Volume 1 Issue 1 October 2016
Prompted by Dunn et al.’s (1997) article in Area that examined the appropriateness of GIS for ‘development’ (scare quotes in the original) I delivered a presentation on GIS4D for the 2015 ICTD conference in Singapore together with Ollie Parsons from the GSMA. A 20-year-old article on GIS (Geographic Information Systems) might seem an odd choice of topic, except perhaps to re-visit times past. In this case, however, many of the issues brought up by the original GIS4D article are still unresolved. Old questions are constantly being re-worked in new guises.
For example, what is GIS? Does it include people or is it fundamentally just software? If it includes people, where do they fit in, and how is their participation enrolled? Once participating, do ‘experts’, or indeed expert systems tend to take over? And last (but not least), can computers incorporate cultural systems and beliefs?
The latest round of debate revolves around GIS for disaster management. In Haiti, Nepal, and Liberia, earthquakes and disease have recently occurred. Logistically, one of the biggest problems is how to target areas for immediate assistance. For example, where is an Ebola victim located?

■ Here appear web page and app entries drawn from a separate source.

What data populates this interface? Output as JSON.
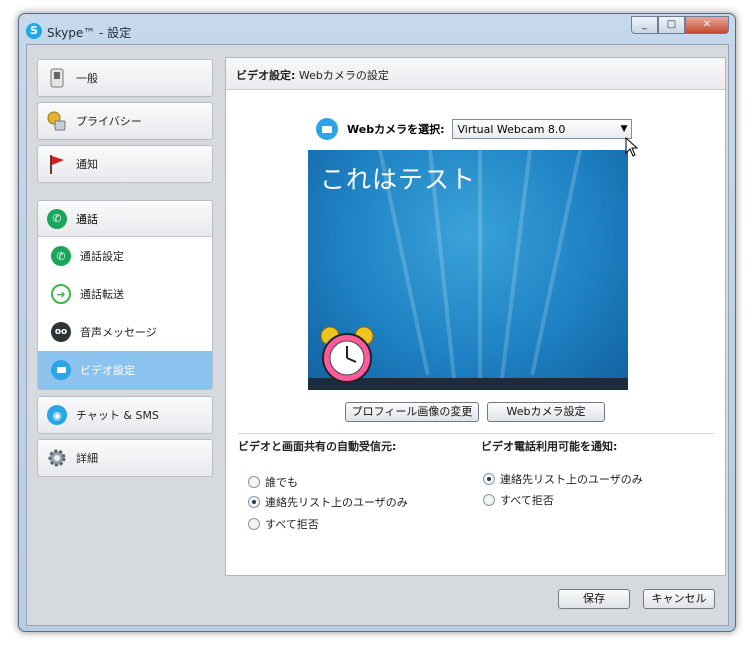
{
  "window": {
    "title": "Skype™ - 設定",
    "minimize": "_",
    "maximize": "□",
    "close": "✕"
  },
  "sidebar": {
    "items": [
      {
        "label": "一般",
        "icon": "switch-icon"
      },
      {
        "label": "プライバシー",
        "icon": "key-lock-icon"
      },
      {
        "label": "通知",
        "icon": "red-flag-icon"
      }
    ],
    "call_group": {
      "label": "通話",
      "sub_items": [
        {
          "label": "通話設定",
          "icon": "phone-icon"
        },
        {
          "label": "通話転送",
          "icon": "forward-icon"
        },
        {
          "label": "音声メッセージ",
          "icon": "voicemail-icon"
        },
        {
          "label": "ビデオ設定",
          "icon": "video-icon",
          "active": true
        }
      ]
    },
    "bottom_items": [
      {
        "label": "チャット & SMS",
        "icon": "chat-icon"
      },
      {
        "label": "詳細",
        "icon": "gear-icon"
      }
    ]
  },
  "panel": {
    "heading_bold": "ビデオ設定:",
    "heading_rest": " Webカメラの設定",
    "camera_label": "Webカメラを選択:",
    "camera_value": "Virtual Webcam 8.0",
    "preview_text": "これはテスト",
    "profile_button": "プロフィール画像の変更",
    "webcam_button": "Webカメラ設定",
    "auto_receive_title": "ビデオと画面共有の自動受信元:",
    "auto_receive_options": [
      "誰でも",
      "連絡先リスト上のユーザのみ",
      "すべて拒否"
    ],
    "auto_receive_selected": 1,
    "notify_title": "ビデオ電話利用可能を通知:",
    "notify_options": [
      "連絡先リスト上のユーザのみ",
      "すべて拒否"
    ],
    "notify_selected": 0
  },
  "footer": {
    "save": "保存",
    "cancel": "キャンセル"
  },
  "colors": {
    "skype_blue": "#1fa8e8",
    "active_item": "#8cc3ee",
    "preview_bg": "#1e82c4"
  }
}
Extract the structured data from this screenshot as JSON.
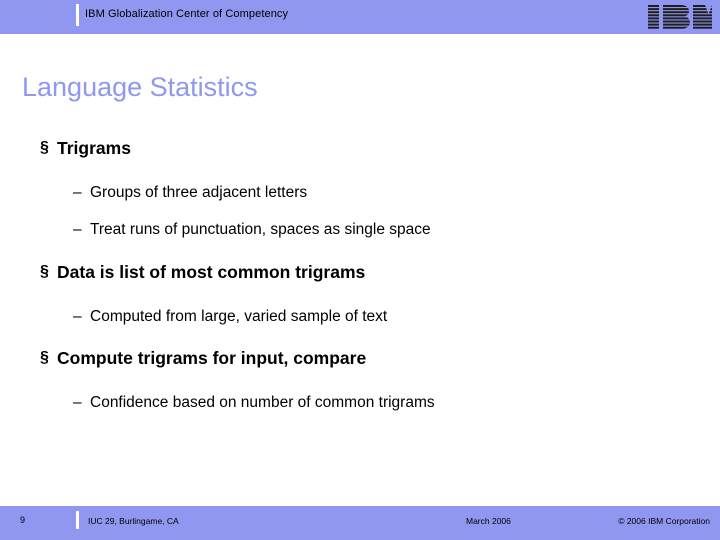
{
  "header": {
    "title": "IBM Globalization Center of Competency",
    "logo_icon": "ibm-logo-icon",
    "band_color": "#8f97f0"
  },
  "slide": {
    "title": "Language Statistics",
    "title_color": "#8f97f0",
    "bullets": [
      {
        "level": 1,
        "marker": "§",
        "text": "Trigrams"
      },
      {
        "level": 2,
        "marker": "–",
        "text": "Groups of three adjacent letters"
      },
      {
        "level": 2,
        "marker": "–",
        "text": "Treat runs of punctuation, spaces as single space"
      },
      {
        "level": 1,
        "marker": "§",
        "text": "Data is list of most common trigrams"
      },
      {
        "level": 2,
        "marker": "–",
        "text": "Computed from large, varied sample of text"
      },
      {
        "level": 1,
        "marker": "§",
        "text": "Compute trigrams for input, compare"
      },
      {
        "level": 2,
        "marker": "–",
        "text": "Confidence based on number of common trigrams"
      }
    ]
  },
  "footer": {
    "page_number": "9",
    "left": "IUC 29, Burlingame, CA",
    "center": "March 2006",
    "right": "© 2006 IBM Corporation",
    "band_color": "#8f97f0"
  }
}
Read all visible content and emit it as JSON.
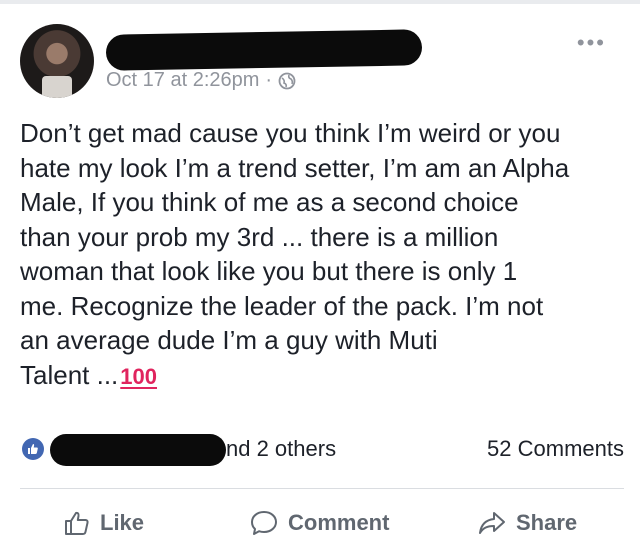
{
  "post": {
    "timestamp": "Oct 17 at 2:26pm",
    "separator": "·",
    "more_label": "•••",
    "text_lines": [
      "Don’t get mad cause you think I’m weird or you",
      "hate my look I’m a trend setter, I’m am an Alpha",
      "Male, If you think of me as a second choice",
      "than your prob my 3rd ... there is a million",
      "woman that look like you but there is only 1",
      "me. Recognize the leader of the pack. I’m not",
      "an average dude I’m a guy with Muti",
      "Talent ..."
    ],
    "emoji": "100",
    "emoji_color": "#e0245e"
  },
  "reactions": {
    "others_label": "nd 2 others",
    "comments_label": "52 Comments",
    "like_color": "#4267b2"
  },
  "actions": {
    "like": "Like",
    "comment": "Comment",
    "share": "Share"
  }
}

Existing base-maps in many areas are simply lacking information. The advantage we have today over past iterations of participatory GIS in response to local needs is the existence of open source and free mapping tools such as OpenStreetMap (OSM). After disasters, OSM tends to fill in very quickly.
The problem we raised at the Singapore ICTD conference is that maps produced quickly in response to a disaster may fill an immediate need, but the maps themselves will be around for a long time. Quickly produced disaster maps are not always very accurate or complete, and can consequently be misleading.
Now, ‘proactive’ disaster mappers are trying to fill in the maps before disasters occur, often using drones or Google Earth imagery to do so. The problem here is that very little thought has been given to ‘classic’ issues of cartography such as scale, extent, and density of coverage; appropriateness of field protocols, positionality, and frequency of update. These are all important considerations for GIS disaster mapping (Tomaszewski, 2015).
The purpose of this short briefing then is to put the question to you, the reader, as the presenters put it to their Singapore audience: are there more sensitive ways of doing disaster mapping that avoid ‘blackboxing’ communities (i.e. associating specific locales with disaster), and that look more towards long term mapping needs?
This is also a question of impact and collaboration which, in turn, revolves around multi-disciplinarity and new ways of being inclusive. The involvement of local knowledge keepers, experts, and residents should combine with that held by outside experts, anthropologists, and mappers more in tune with cultural protocols and long term commitments that academic ethnographers have long held dear.
Mapping needs to be more ethnographic, but not only that. Maps will become more robust, and hold more meaning for both the etic (outsider) and local sensibilities, if they combine geographic and emic (insider) views alongside each other. This will lead to more positive long-term impacts, and can hopefully avoid algorithmic (search engine) tagging of places with negative connotations.
More work needs to be done in this area, even as new disasters arise, with appropriate and necessary (but measured) responses that consult the maps and sensibilities for better ‘ground truthing’ what they depict.
Dunn, Christine E., Atkins, Peter J., and Townsend, Janet G. 1997. GIS for Development: A Contradiction in Terms? Area. 29.2. 151-159.
Tomaszewski, Brian. 2015. GIS for Disaster Management. CRC Press.